A national crisis looms large after nurses and other staff in public hospitals have threatened to join ongoing civil servants’ stay-away if government fails to heed their grievances within 14 days..
The threat paints a grim picture for over 90 per cent of Malawians who rely on public hospitals for medical and health care services.
Civil servants are pushing for salary increment and improved working conditions. Civil Servants Trade Union has asked the workers in hospitals and other essential services to join the strike action to make it possible for “ordinary people to start feeling the pinch”
But government has assured that it is “fully committed” to reaching a “mutually satisfactory resolution” to the crisis, according to McPhail Magwira, an Education Ministry official who heads up the state’s negotiating team.
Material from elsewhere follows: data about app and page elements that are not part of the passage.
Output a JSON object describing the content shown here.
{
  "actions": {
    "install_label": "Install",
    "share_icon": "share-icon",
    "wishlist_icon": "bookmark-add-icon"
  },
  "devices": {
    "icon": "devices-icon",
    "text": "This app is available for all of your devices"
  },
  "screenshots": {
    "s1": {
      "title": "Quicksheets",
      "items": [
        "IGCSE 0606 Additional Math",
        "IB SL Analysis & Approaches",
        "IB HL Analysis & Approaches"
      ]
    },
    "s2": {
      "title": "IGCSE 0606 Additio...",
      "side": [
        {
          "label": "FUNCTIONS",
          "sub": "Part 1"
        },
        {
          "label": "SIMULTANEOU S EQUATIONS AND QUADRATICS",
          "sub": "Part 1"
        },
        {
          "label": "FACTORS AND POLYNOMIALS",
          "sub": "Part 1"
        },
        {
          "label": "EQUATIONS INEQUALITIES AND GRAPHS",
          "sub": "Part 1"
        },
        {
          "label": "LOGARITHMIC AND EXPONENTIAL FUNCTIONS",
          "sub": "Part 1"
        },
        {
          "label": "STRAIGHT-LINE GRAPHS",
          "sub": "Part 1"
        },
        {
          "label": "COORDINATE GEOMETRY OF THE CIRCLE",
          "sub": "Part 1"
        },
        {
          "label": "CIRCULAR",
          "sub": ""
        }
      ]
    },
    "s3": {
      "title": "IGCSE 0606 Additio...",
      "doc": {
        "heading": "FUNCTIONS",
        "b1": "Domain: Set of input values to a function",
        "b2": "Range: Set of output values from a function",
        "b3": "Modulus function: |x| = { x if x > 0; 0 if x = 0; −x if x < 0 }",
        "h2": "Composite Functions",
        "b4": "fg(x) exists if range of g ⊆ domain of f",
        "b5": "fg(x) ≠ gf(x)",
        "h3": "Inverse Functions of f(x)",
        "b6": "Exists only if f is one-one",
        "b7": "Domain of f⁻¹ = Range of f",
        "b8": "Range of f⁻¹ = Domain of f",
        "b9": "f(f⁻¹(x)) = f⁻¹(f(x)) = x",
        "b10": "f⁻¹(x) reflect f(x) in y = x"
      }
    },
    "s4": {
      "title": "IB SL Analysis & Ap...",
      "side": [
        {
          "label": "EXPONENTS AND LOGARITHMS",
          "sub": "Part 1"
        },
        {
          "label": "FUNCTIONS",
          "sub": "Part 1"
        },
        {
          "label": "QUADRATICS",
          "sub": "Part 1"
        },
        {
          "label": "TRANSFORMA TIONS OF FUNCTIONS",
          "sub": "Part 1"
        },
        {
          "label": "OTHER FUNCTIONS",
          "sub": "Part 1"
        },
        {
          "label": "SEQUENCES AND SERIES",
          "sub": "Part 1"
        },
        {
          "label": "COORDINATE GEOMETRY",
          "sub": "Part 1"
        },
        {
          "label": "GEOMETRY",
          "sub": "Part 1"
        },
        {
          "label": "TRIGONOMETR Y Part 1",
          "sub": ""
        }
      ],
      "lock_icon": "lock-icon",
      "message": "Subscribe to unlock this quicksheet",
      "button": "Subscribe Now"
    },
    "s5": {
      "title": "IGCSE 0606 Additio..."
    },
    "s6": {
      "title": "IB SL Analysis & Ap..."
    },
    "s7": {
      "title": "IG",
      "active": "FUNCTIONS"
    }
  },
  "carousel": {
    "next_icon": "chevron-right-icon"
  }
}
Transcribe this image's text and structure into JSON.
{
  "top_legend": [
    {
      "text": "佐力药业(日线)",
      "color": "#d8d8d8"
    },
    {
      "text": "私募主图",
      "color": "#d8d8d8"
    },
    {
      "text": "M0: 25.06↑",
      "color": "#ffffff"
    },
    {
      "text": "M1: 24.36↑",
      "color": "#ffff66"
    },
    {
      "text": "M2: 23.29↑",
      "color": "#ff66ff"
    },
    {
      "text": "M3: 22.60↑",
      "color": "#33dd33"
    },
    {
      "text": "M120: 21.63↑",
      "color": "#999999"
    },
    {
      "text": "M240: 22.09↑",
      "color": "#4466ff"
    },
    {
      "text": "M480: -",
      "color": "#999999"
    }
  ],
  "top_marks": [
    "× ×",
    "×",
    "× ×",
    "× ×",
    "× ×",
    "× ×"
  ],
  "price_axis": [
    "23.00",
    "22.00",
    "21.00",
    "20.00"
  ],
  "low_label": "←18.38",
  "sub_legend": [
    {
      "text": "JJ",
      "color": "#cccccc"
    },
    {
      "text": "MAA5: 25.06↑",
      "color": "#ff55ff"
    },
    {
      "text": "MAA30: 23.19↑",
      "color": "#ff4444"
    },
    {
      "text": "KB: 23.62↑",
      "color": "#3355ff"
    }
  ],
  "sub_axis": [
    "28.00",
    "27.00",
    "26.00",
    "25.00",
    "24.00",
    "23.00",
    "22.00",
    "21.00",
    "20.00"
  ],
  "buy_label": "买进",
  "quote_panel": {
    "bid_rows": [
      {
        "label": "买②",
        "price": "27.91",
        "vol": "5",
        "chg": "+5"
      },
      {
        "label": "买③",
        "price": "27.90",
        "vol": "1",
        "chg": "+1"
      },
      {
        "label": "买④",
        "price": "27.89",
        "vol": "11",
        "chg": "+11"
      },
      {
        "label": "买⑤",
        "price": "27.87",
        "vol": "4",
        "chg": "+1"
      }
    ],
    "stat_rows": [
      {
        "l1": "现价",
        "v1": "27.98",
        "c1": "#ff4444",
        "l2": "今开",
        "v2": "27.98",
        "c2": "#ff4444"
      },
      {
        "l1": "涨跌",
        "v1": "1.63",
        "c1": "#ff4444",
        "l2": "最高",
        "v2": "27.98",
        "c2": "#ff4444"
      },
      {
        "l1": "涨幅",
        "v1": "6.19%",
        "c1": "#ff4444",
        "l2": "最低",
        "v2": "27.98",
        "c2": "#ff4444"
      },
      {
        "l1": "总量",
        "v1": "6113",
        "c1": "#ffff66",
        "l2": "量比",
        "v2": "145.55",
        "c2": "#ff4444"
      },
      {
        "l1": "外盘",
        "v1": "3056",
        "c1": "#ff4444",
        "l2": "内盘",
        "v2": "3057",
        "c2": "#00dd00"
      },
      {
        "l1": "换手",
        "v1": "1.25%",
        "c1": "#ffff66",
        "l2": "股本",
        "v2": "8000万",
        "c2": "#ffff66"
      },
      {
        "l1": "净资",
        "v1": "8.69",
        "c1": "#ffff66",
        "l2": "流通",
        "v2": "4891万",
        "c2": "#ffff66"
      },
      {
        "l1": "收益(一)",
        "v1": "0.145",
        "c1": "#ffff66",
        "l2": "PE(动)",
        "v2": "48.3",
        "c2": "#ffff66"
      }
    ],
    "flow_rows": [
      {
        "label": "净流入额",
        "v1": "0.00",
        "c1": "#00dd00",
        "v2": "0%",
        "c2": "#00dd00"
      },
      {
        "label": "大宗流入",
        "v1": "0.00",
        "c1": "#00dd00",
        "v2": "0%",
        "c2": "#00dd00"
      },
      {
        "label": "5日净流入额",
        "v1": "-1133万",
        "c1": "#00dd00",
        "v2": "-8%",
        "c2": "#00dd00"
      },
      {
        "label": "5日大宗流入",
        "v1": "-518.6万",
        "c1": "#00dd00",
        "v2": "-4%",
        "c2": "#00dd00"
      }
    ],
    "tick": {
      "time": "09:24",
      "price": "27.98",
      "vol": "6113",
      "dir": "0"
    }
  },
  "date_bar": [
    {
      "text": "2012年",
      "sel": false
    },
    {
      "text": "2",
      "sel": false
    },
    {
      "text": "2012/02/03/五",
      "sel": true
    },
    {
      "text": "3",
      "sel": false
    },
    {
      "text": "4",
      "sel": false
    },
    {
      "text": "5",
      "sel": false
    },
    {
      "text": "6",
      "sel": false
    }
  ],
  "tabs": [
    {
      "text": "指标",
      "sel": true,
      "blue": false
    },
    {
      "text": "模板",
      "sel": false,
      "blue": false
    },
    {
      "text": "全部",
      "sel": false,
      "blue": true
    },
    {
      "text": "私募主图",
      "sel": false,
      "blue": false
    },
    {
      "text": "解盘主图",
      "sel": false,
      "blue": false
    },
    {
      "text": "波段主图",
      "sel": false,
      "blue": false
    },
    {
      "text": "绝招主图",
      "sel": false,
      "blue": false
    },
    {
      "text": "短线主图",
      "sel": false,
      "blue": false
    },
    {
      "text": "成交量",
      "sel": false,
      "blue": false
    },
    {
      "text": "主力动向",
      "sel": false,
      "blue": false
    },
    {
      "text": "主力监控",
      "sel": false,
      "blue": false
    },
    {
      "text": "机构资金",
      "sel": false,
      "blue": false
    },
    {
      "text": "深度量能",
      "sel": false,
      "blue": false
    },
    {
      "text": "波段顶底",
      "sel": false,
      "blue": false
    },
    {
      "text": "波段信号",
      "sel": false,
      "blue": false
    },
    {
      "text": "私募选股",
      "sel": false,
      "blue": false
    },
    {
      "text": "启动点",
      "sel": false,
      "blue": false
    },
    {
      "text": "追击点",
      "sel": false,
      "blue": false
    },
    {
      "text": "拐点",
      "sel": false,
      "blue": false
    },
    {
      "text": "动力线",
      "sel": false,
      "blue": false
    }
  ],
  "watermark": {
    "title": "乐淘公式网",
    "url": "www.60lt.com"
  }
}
National Organisation of Nurses and Midwives of Malawi (Nonm), a non-governmental organisation that represents nurses, midwives and student nurses/midwives, has said they will join the strike if their demands are not met in the next 14 days.
Nonm president Jonathan Abraham-Gama said it was only fair that the salaries of nurses and midwives as well as all Public Servants be increased to meet the high cost of living prevailing in the country.
“Nurses just like any civil servant, are not spared from the economic hardship,” Gama said.
Since President Joyce Banda assumed power following the death of Bingu Wa Mutharika last year, a series of austerity programmes have been introduced to improve the country’s economy which was in dire straits after Mutharika had alienated international donors with his hardline policies.
He died last year of a heart attack.